* TASK DESCRIPTION:
Say how many of the lines below include the word "Sharpshooter". Only the number should be given.

====== PROVIDED RECORDS

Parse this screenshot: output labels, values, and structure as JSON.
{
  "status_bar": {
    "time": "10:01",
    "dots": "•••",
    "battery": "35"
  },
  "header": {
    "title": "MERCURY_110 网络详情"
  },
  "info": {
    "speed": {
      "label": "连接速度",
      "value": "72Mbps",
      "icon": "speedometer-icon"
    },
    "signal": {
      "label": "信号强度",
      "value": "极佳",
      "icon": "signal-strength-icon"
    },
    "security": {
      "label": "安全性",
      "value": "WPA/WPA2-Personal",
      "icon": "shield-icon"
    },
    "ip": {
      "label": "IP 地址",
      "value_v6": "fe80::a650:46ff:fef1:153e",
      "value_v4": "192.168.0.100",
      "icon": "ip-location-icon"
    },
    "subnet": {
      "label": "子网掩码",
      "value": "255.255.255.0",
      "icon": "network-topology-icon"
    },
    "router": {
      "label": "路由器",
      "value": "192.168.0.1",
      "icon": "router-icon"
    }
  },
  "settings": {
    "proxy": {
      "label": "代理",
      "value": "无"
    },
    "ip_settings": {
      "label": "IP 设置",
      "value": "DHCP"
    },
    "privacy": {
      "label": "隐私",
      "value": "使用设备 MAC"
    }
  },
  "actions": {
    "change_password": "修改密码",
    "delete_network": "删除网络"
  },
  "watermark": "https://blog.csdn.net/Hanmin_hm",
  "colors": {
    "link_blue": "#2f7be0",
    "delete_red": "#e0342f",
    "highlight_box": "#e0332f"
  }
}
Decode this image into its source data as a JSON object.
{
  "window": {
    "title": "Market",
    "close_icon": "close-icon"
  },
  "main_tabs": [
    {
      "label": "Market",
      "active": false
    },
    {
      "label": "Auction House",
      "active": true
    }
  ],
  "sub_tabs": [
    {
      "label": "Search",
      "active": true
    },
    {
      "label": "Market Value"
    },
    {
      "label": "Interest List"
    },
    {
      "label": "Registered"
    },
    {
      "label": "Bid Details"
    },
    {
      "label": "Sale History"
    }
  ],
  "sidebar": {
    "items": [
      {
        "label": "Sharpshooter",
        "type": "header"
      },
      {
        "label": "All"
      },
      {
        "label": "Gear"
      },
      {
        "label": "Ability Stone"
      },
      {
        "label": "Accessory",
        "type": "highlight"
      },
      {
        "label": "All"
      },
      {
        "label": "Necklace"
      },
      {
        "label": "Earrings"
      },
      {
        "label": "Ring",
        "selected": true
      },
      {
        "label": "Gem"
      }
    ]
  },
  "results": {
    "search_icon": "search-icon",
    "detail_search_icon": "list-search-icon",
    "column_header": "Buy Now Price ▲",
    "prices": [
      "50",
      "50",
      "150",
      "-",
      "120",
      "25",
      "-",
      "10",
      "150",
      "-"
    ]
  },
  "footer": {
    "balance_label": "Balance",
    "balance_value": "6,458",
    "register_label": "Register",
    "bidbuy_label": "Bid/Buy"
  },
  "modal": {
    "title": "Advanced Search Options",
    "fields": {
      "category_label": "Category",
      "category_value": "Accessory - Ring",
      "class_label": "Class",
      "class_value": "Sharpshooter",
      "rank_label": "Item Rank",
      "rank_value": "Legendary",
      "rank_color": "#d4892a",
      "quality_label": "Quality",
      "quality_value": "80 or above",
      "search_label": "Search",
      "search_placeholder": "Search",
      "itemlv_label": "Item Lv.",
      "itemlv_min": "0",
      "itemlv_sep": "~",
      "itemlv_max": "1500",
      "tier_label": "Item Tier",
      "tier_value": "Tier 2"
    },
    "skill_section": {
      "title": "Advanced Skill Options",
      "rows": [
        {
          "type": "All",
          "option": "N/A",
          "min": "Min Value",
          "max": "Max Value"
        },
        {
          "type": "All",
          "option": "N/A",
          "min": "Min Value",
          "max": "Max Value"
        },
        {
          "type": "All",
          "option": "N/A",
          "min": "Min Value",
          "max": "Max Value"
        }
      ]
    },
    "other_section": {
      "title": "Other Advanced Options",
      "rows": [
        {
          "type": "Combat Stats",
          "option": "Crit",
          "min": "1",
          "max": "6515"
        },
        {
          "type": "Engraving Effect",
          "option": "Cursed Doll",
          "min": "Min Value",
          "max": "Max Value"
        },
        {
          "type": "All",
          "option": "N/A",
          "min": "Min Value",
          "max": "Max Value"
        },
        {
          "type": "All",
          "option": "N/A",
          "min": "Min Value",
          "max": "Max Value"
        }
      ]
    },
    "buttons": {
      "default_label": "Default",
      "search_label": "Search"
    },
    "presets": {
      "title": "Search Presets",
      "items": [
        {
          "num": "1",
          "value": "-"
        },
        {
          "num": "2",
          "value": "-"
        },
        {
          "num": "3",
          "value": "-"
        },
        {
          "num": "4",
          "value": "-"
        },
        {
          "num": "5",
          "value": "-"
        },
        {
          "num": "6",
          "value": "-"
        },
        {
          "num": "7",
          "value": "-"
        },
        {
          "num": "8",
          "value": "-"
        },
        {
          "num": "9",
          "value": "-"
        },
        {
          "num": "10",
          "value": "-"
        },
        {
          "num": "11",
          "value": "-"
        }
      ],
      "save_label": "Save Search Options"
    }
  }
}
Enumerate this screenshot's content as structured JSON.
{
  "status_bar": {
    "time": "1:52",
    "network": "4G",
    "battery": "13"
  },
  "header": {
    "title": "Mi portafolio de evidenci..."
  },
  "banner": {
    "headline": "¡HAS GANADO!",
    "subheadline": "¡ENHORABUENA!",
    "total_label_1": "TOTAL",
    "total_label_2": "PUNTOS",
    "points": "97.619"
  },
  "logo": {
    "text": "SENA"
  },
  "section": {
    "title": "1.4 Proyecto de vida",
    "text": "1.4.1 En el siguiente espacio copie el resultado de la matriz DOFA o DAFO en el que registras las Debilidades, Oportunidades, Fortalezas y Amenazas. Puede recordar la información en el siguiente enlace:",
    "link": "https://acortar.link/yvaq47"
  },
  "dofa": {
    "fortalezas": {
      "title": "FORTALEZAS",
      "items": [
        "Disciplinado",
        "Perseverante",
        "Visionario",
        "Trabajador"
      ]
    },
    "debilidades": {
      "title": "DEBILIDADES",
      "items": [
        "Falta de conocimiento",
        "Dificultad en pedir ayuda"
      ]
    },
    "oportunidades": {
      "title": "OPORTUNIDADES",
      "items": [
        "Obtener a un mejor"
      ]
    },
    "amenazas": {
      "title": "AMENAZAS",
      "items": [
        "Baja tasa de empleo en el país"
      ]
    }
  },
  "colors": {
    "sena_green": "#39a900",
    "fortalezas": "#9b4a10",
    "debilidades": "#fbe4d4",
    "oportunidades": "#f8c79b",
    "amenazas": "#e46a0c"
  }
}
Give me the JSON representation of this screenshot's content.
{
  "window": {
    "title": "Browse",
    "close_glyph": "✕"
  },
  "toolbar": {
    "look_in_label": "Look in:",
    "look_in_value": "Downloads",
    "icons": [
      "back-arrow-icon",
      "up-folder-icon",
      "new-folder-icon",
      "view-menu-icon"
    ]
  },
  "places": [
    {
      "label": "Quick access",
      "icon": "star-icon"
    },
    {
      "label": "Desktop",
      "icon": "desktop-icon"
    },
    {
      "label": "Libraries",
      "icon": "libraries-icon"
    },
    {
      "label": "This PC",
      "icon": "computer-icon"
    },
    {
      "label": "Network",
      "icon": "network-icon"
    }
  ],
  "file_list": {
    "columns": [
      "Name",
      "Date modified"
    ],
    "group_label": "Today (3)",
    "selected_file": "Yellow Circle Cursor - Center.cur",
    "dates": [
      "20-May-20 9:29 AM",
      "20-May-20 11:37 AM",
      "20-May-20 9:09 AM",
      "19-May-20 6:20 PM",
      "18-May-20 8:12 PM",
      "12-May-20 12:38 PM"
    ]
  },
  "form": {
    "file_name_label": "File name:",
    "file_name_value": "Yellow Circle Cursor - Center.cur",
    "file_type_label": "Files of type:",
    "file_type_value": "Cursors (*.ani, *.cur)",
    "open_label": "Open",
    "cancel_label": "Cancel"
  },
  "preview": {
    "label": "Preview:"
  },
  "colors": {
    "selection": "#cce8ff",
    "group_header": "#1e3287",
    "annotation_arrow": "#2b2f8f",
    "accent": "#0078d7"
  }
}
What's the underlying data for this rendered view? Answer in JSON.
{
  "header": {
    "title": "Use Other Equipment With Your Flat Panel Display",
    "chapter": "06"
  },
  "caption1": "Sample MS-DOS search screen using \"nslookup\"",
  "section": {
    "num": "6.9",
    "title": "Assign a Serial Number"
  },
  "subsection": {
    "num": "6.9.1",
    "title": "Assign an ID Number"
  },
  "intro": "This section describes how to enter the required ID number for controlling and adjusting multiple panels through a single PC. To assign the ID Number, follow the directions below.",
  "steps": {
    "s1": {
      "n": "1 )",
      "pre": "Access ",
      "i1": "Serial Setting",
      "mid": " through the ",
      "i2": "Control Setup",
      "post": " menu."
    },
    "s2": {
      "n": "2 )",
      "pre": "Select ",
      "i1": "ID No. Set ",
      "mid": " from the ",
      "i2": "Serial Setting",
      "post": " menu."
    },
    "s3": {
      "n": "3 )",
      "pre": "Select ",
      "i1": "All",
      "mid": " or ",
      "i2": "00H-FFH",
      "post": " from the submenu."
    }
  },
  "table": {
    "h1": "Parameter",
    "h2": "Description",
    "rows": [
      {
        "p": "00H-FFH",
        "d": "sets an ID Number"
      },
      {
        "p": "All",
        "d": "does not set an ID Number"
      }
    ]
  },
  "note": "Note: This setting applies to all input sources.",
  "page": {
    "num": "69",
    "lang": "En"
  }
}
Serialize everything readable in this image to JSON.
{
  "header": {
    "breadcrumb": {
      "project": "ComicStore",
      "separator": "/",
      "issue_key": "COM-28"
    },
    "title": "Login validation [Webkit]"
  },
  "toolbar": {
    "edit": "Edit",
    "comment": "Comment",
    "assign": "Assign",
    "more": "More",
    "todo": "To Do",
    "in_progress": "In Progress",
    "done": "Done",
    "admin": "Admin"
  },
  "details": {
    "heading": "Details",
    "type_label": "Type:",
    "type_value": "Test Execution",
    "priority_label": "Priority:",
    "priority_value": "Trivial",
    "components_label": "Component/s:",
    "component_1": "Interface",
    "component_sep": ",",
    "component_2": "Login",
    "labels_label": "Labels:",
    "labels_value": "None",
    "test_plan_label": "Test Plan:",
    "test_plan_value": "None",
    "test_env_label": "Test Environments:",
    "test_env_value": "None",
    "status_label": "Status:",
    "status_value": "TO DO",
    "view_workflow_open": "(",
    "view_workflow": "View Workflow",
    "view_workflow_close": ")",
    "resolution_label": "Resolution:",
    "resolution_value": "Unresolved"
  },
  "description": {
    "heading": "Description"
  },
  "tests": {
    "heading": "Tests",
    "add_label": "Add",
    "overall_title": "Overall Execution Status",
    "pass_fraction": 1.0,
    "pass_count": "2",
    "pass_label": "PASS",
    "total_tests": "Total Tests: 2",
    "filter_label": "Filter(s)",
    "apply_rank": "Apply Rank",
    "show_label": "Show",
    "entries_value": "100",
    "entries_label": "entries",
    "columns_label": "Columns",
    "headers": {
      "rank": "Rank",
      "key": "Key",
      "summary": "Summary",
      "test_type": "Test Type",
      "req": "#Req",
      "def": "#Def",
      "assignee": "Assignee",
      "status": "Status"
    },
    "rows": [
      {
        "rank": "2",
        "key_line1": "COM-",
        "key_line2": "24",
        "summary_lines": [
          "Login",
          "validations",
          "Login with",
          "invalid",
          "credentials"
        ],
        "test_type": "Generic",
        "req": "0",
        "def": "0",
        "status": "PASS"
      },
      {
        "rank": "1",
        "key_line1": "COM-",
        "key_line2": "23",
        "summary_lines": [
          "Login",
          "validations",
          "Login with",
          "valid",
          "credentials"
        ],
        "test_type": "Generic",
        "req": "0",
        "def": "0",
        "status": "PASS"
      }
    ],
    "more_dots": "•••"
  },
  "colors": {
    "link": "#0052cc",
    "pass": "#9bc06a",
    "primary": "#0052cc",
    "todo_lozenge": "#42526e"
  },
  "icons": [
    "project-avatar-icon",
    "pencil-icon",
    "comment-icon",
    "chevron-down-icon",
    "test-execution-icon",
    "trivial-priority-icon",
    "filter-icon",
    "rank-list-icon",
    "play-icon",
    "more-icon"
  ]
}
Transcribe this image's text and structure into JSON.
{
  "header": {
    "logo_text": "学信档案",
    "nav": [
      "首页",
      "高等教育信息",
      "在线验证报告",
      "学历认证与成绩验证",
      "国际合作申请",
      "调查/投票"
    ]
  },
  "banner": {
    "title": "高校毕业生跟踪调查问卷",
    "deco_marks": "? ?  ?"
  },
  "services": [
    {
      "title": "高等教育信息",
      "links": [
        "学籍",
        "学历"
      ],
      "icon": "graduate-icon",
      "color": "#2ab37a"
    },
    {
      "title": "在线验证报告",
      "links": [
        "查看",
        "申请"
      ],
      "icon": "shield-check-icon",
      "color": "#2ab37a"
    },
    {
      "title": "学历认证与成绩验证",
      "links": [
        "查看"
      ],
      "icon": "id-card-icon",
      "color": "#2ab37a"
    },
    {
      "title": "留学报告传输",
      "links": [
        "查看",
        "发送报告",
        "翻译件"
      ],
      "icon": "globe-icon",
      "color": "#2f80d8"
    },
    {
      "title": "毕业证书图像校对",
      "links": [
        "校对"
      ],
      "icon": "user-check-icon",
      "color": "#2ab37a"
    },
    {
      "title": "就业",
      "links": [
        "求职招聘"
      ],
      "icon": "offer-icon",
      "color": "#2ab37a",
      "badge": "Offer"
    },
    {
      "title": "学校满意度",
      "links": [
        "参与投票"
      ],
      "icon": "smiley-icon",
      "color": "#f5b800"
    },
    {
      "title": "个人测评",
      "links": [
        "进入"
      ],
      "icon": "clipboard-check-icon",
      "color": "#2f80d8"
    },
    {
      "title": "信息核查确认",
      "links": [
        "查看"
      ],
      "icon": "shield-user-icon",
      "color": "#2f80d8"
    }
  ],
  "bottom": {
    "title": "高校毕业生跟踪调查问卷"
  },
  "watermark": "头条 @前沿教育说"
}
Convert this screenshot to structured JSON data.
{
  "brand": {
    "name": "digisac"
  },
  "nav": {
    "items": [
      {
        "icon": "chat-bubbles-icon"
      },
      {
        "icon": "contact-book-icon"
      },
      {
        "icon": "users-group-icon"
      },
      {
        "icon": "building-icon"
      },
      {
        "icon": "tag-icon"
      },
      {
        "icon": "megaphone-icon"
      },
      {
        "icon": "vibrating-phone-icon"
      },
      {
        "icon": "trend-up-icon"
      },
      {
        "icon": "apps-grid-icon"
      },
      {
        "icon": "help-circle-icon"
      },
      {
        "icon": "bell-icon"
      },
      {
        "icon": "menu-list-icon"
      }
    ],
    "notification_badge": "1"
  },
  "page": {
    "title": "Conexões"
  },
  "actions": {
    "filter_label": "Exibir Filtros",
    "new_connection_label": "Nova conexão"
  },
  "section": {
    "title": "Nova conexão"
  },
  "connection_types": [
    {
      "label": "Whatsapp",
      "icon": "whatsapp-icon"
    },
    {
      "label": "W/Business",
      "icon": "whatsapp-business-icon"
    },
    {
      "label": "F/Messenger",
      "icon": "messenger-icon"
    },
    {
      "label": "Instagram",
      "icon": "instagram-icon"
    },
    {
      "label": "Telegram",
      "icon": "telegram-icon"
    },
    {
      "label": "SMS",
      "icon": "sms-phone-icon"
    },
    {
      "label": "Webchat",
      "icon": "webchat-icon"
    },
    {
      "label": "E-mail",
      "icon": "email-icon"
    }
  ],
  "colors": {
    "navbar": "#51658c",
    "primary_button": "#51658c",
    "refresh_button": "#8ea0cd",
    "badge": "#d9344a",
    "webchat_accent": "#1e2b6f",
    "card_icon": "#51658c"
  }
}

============

* OUTPUT OF THE TASK:
2